Activity: The answer must consist of every line below containing "JSON".

Supplied records:
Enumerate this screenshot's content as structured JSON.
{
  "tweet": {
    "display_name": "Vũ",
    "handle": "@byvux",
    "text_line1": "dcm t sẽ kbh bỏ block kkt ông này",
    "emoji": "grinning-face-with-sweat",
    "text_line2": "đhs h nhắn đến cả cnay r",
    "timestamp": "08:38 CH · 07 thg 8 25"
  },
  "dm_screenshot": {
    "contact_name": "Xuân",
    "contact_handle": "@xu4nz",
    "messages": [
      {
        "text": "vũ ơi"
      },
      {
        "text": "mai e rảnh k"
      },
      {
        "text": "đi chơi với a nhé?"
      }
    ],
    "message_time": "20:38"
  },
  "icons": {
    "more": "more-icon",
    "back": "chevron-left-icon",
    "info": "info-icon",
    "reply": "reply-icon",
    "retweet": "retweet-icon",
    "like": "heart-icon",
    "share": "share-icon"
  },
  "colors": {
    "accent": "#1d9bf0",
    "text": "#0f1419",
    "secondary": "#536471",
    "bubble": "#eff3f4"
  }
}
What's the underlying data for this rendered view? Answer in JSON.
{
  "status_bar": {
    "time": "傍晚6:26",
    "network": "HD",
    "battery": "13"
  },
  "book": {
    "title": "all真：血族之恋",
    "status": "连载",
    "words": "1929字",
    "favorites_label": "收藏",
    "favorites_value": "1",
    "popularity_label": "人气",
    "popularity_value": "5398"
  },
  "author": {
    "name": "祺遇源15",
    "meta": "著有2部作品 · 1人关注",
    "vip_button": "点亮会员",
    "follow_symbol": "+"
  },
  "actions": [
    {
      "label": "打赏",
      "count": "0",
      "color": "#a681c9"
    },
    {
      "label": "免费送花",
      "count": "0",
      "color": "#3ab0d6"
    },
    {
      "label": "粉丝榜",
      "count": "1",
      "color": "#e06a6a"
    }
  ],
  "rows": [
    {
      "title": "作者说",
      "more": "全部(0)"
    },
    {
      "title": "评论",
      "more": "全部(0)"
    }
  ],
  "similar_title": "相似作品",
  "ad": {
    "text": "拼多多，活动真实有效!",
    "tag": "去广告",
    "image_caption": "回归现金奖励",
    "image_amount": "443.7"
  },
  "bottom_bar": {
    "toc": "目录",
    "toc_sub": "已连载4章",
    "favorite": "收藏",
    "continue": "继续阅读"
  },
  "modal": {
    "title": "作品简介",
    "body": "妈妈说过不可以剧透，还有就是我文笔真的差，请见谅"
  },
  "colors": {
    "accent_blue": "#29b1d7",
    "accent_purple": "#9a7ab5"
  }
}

Task solution:
Enumerate this screenshot's content as structured JSON.
What's the underlying data for this rendered view? Answer in JSON.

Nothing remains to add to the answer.